“By any means necessary.” — Malcolm X

Khumo Kumalo


Editor's Choice

Organisation / Company



Khumo Kumalo, 19, is the founder of Misunderstood, a website he manages. Khumo also hosts a podcast that discusses a multitude of topics, from elections in South Africa to the Israel and Palestine crisis, as well as discussions about “groove”. The podcast provides a platform to unpack pressing issues relevant to the youth and offers a space for young people to share their stories.

Khumo writes the newsletter 94 was Misunderstood, which aims to explore South Africa’s history and evolving political landscape, reflecting on the vision leaders had for a post-democratic South Africa. He says this project taught him that young people need to take responsibility for their future. Khumo also believes more should be done to educate the youth about politics as South Africa moves into a new era of coalition government.

One of his challenges was how to grow Misunderstood to reach more people. He stopped focusing on the numbers and cared more about the content and its substantive value over the past three years and the site has grown.

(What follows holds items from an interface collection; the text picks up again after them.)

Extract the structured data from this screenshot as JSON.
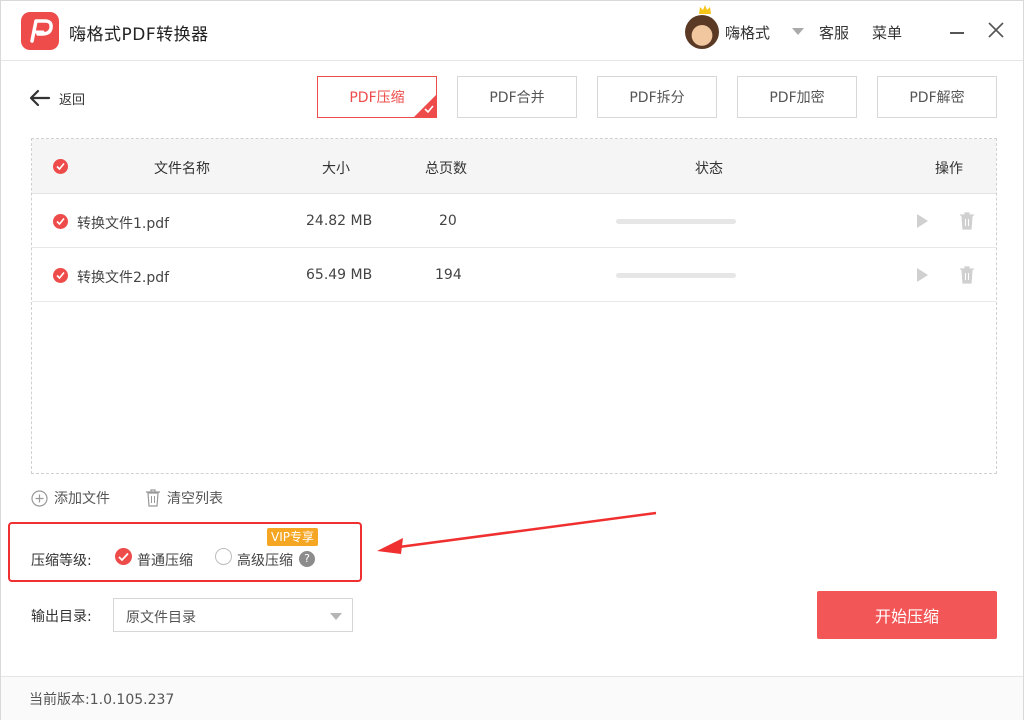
{
  "app": {
    "title": "嗨格式PDF转换器",
    "user_name": "嗨格式",
    "service_label": "客服",
    "menu_label": "菜单"
  },
  "nav": {
    "back_label": "返回",
    "tabs": [
      {
        "label": "PDF压缩",
        "active": true
      },
      {
        "label": "PDF合并",
        "active": false
      },
      {
        "label": "PDF拆分",
        "active": false
      },
      {
        "label": "PDF加密",
        "active": false
      },
      {
        "label": "PDF解密",
        "active": false
      }
    ]
  },
  "table": {
    "headers": {
      "name": "文件名称",
      "size": "大小",
      "pages": "总页数",
      "status": "状态",
      "actions": "操作"
    },
    "rows": [
      {
        "name": "转换文件1.pdf",
        "size": "24.82 MB",
        "pages": "20",
        "progress": 0
      },
      {
        "name": "转换文件2.pdf",
        "size": "65.49 MB",
        "pages": "194",
        "progress": 0
      }
    ]
  },
  "tools": {
    "add_file_label": "添加文件",
    "clear_list_label": "清空列表"
  },
  "compression": {
    "label": "压缩等级:",
    "normal_label": "普通压缩",
    "advanced_label": "高级压缩",
    "vip_badge": "VIP专享",
    "help_glyph": "?",
    "selected": "normal"
  },
  "output": {
    "label": "输出目录:",
    "selected_value": "原文件目录"
  },
  "actions": {
    "start_label": "开始压缩"
  },
  "footer": {
    "version_text": "当前版本:1.0.105.237"
  },
  "colors": {
    "accent": "#ee4b4b",
    "highlight": "#f03030",
    "vip": "#f5a623"
  }
}
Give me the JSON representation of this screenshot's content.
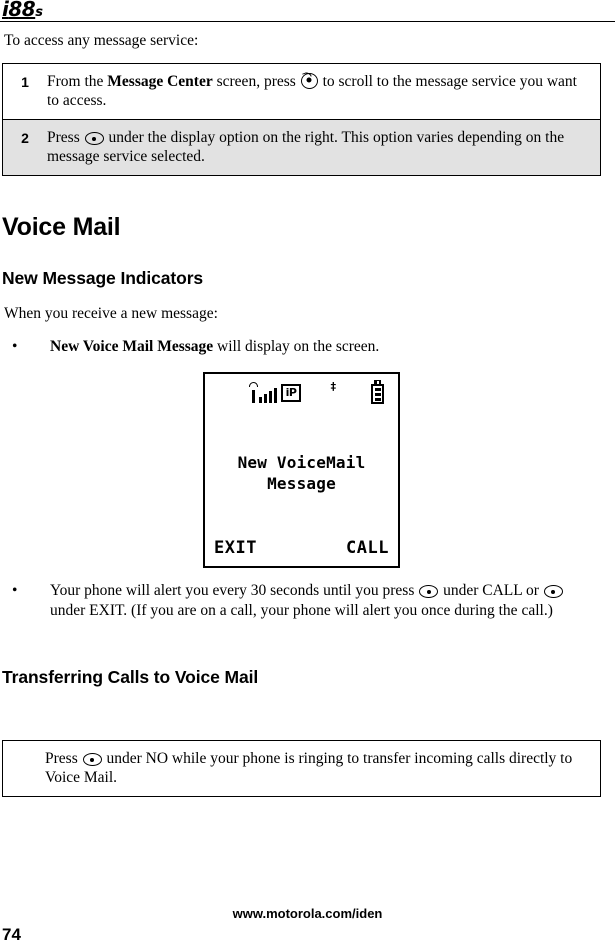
{
  "header": {
    "logo_i": "i",
    "logo_number": "88",
    "logo_suffix": "s"
  },
  "intro": {
    "text": "To access any message service:"
  },
  "procedure": {
    "steps": [
      {
        "number": "1",
        "text_before": "From the ",
        "bold": "Message Center",
        "text_after_bold": " screen, press ",
        "icon": "navigation-disc-key",
        "text_end": " to scroll to the message service you want to access."
      },
      {
        "number": "2",
        "text_before": "Press ",
        "icon": "select-key",
        "text_end": " under the display option on the right. This option varies depending on the message service selected."
      }
    ]
  },
  "headings": {
    "voice_mail": "Voice Mail",
    "new_message_indicators": "New Message Indicators",
    "transferring_calls": "Transferring Calls to Voice Mail"
  },
  "paragraphs": {
    "when_receive": "When you receive a new message:"
  },
  "bullets": {
    "marker": "•",
    "item1": {
      "bold": "New Voice Mail Message",
      "rest": " will display on the screen."
    },
    "item2": {
      "part1": "Your phone will alert you every 30 seconds until you press ",
      "icon1": "select-key",
      "part2": " under CALL or ",
      "icon2": "select-key",
      "part3": " under EXIT. (If you are on a call, your phone will alert you once during the call.)"
    }
  },
  "phone_screen": {
    "status": {
      "signal_icon": "signal-strength-icon",
      "signal_bars": 4,
      "ip_icon_label": "iP",
      "message_mark": "‡",
      "battery_icon": "battery-icon",
      "battery_segments": 3
    },
    "message_line1": "New VoiceMail",
    "message_line2": "Message",
    "softkey_left": "EXIT",
    "softkey_right": "CALL"
  },
  "note": {
    "part1": "Press ",
    "icon": "select-key",
    "part2": " under NO while your phone is ringing to transfer incoming calls directly to Voice Mail."
  },
  "footer": {
    "url": "www.motorola.com/iden",
    "page_number": "74"
  }
}
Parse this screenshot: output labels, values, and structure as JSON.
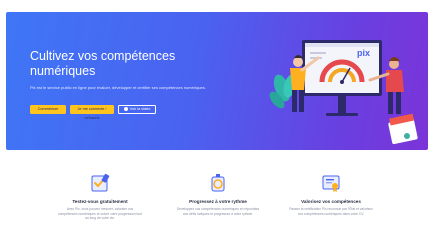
{
  "hero": {
    "title": "Cultivez vos compétences numériques",
    "subtitle": "Pix est le service public en ligne pour évaluer, développer et certifier ses compétences numériques.",
    "buttons": [
      {
        "label": "Commencer"
      },
      {
        "label": "Je me connecte / m’inscris"
      },
      {
        "label": "Voir la vidéo"
      }
    ],
    "colors": {
      "gradient_start": "#3f76f6",
      "gradient_end": "#7b34d8",
      "button": "#ffc51e"
    },
    "illustration_logo": "pix"
  },
  "features": [
    {
      "icon": "checklist-icon",
      "title": "Testez-vous gratuitement",
      "description": "Avec Pix, vous pouvez mesurer, valoriser vos compétences numériques et suivre votre progression tout au long de votre vie."
    },
    {
      "icon": "progress-icon",
      "title": "Progressez à votre rythme",
      "description": "Développez vos compétences numériques en répondant aux défis ludiques et progressez à votre rythme."
    },
    {
      "icon": "certificate-icon",
      "title": "Valorisez vos compétences",
      "description": "Passez la certification Pix reconnue par l’État et valorisez vos compétences numériques dans votre CV."
    }
  ]
}
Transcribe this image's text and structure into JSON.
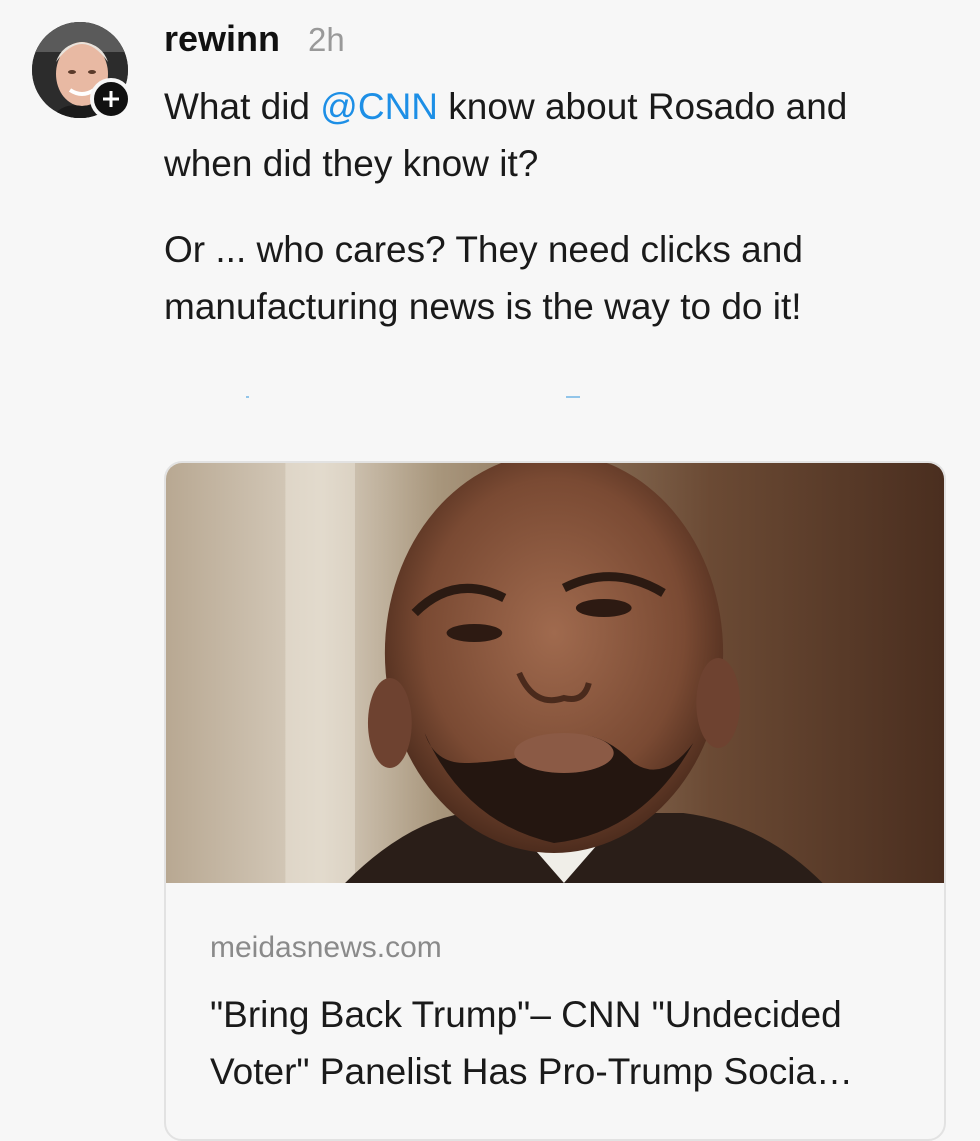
{
  "post": {
    "username": "rewinn",
    "timestamp": "2h",
    "text_before_mention": "What did ",
    "mention": "@CNN",
    "text_after_mention": " know about Rosado and when did they know it?",
    "paragraph_2": "Or ... who cares? They need clicks and manufacturing news is the way to do it!"
  },
  "avatar": {
    "icon": "user-avatar",
    "badge_icon": "plus-icon"
  },
  "link_card": {
    "image": "article-photo",
    "domain": "meidasnews.com",
    "title_line_1": "\"Bring Back Trump\"– CNN \"Undecided",
    "title_line_2": "Voter\" Panelist Has Pro-Trump Socia…"
  },
  "colors": {
    "mention": "#1d8fe6",
    "username": "#111111",
    "timestamp": "#999999",
    "domain": "#8a8a8a",
    "background": "#f7f7f7"
  }
}
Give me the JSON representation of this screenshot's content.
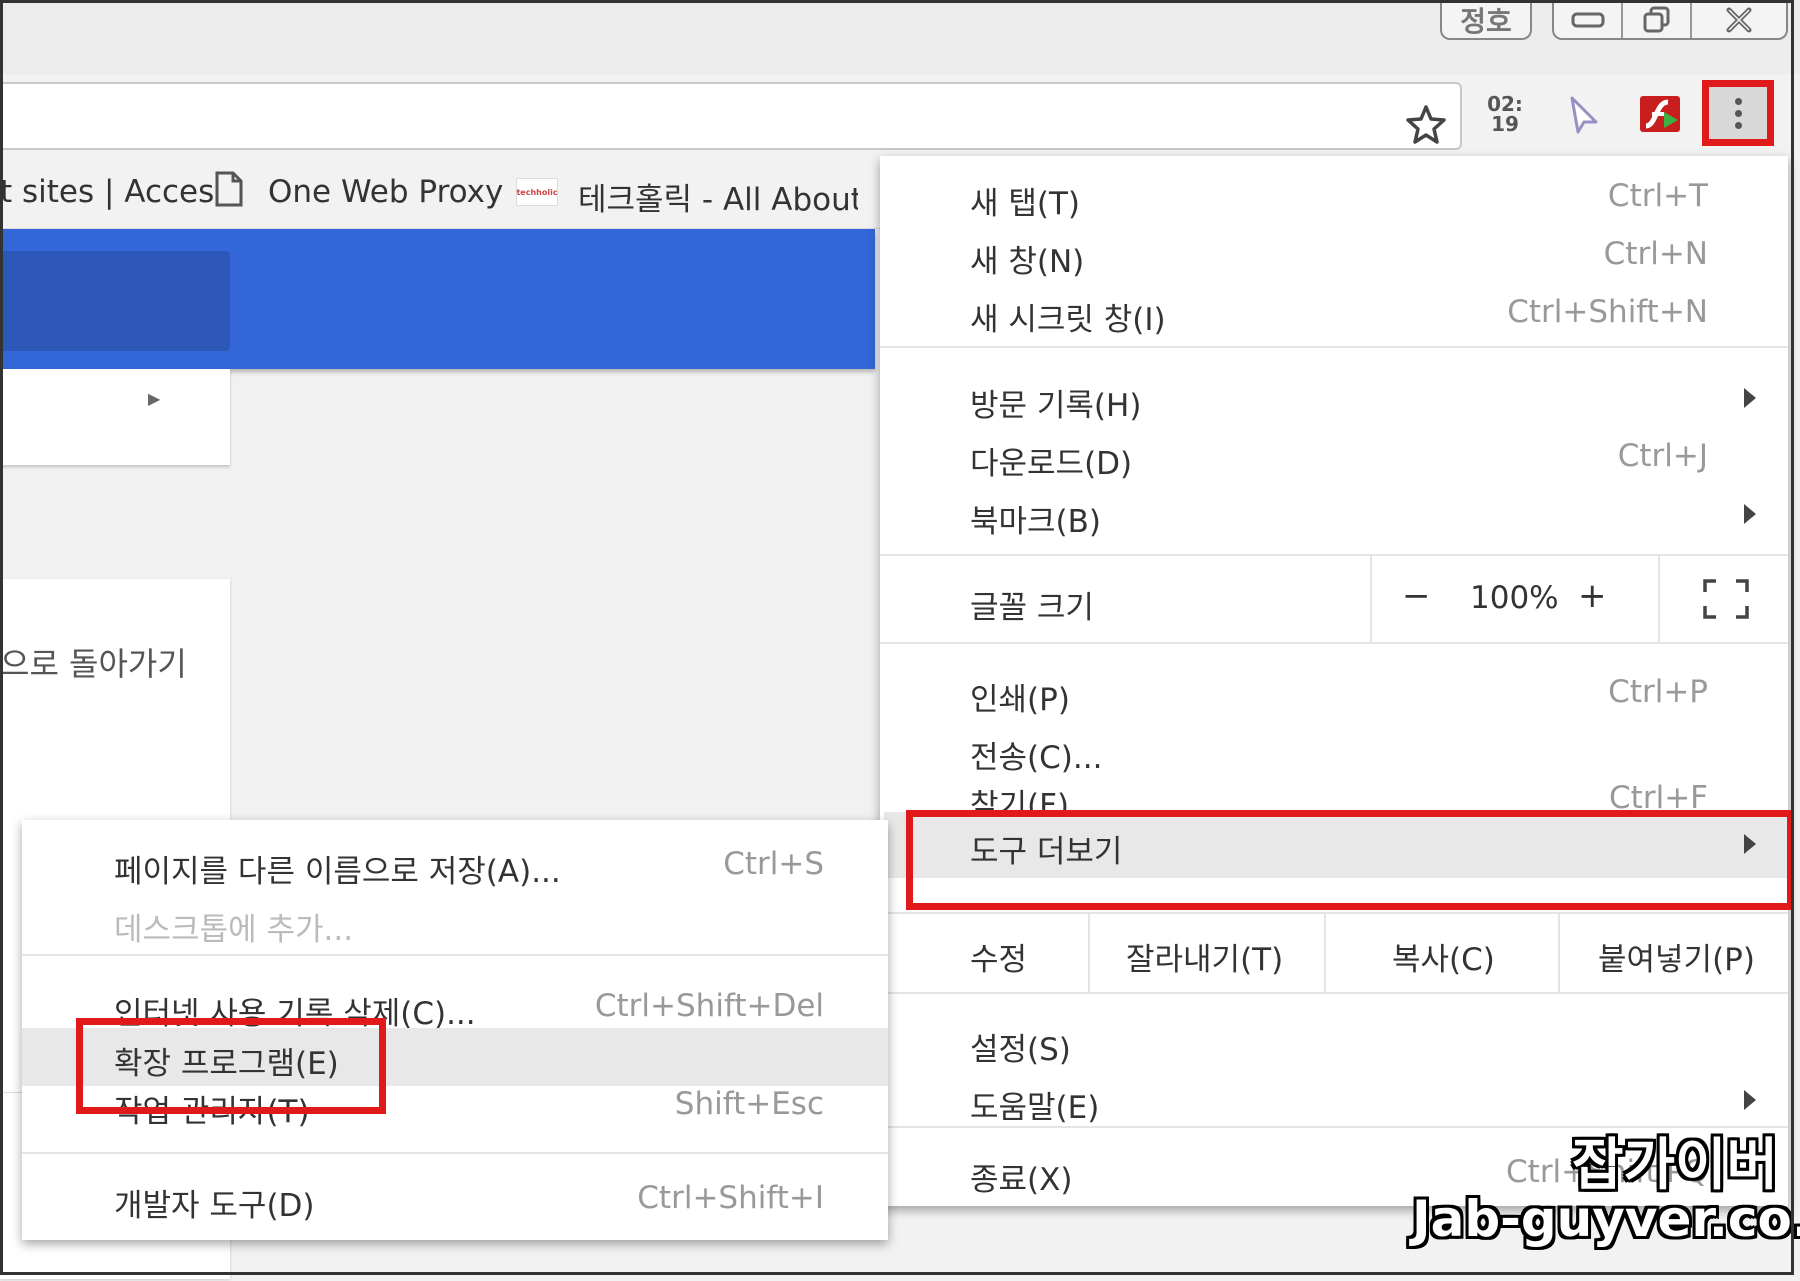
{
  "titlebar": {
    "user_button": "정호",
    "minimize_label": "",
    "restore_label": "",
    "close_label": ""
  },
  "toolbar": {
    "clock_ext_top": "02:",
    "clock_ext_bottom": "19"
  },
  "bookmarks": {
    "item1": "t sites | Acces",
    "item2": "One Web Proxy",
    "item3_logo": "techholic",
    "item3": "테크홀릭 - All About"
  },
  "page": {
    "back_text": "으로 돌아가기"
  },
  "menu": {
    "new_tab": {
      "label": "새 탭(T)",
      "shortcut": "Ctrl+T"
    },
    "new_window": {
      "label": "새 창(N)",
      "shortcut": "Ctrl+N"
    },
    "incognito": {
      "label": "새 시크릿 창(I)",
      "shortcut": "Ctrl+Shift+N"
    },
    "history": {
      "label": "방문 기록(H)"
    },
    "downloads": {
      "label": "다운로드(D)",
      "shortcut": "Ctrl+J"
    },
    "bookmarks": {
      "label": "북마크(B)"
    },
    "zoom": {
      "label": "글꼴 크기",
      "minus": "−",
      "value": "100%",
      "plus": "+"
    },
    "print": {
      "label": "인쇄(P)",
      "shortcut": "Ctrl+P"
    },
    "cast": {
      "label": "전송(C)..."
    },
    "find": {
      "label": "찾기(F)",
      "shortcut": "Ctrl+F"
    },
    "more_tools": {
      "label": "도구 더보기"
    },
    "edit": {
      "label": "수정",
      "cut": "잘라내기(T)",
      "copy": "복사(C)",
      "paste": "붙여넣기(P)"
    },
    "settings": {
      "label": "설정(S)"
    },
    "help": {
      "label": "도움말(E)"
    },
    "exit": {
      "label": "종료(X)",
      "shortcut": "Ctrl+Shift+Q"
    }
  },
  "submenu": {
    "save_page": {
      "label": "페이지를 다른 이름으로 저장(A)...",
      "shortcut": "Ctrl+S"
    },
    "add_desktop": {
      "label": "데스크톱에 추가..."
    },
    "clear_data": {
      "label": "인터넷 사용 기록 삭제(C)...",
      "shortcut": "Ctrl+Shift+Del"
    },
    "extensions": {
      "label": "확장 프로그램(E)"
    },
    "task_manager": {
      "label": "작업 관리자(T)",
      "shortcut": "Shift+Esc"
    },
    "dev_tools": {
      "label": "개발자 도구(D)",
      "shortcut": "Ctrl+Shift+I"
    }
  },
  "watermark": {
    "line1": "잡가이버",
    "line2": "Jab-guyver.co.kr"
  },
  "colors": {
    "highlight_red": "#e01a1a",
    "header_blue": "#3366d6"
  }
}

Khumo believes that with conversations about climate change, education and social justice being sidelined by many politicians, the youth will begin to chart their own path as they become more aware.


Matric, St John’s College


One of my proudest projects is the newsletter 94 was Misunderstood. I’m particularly proud of this project because of the opportunities it has presented. It has allowed me to contribute to political discourse gearing up to the elections. Given many young people having felt apathetic and out of touch with politics. Additionally, the newsletter allowed me to contribute to the Mail & Guardian in debates and in writing. Through this project I discovered a necessity for us to do more to inform the population and the youth about voting and their political rights.


My late grandfather, Dumisani Kumalo, continues to be a role model to me in every sense — from the way he cared for himself to the way he worked with people and his unwavering commitment to justice. He was fair and treated everyone equally, regardless of who they were. Even five years after his death, he continues to be a mentor and my personal hero.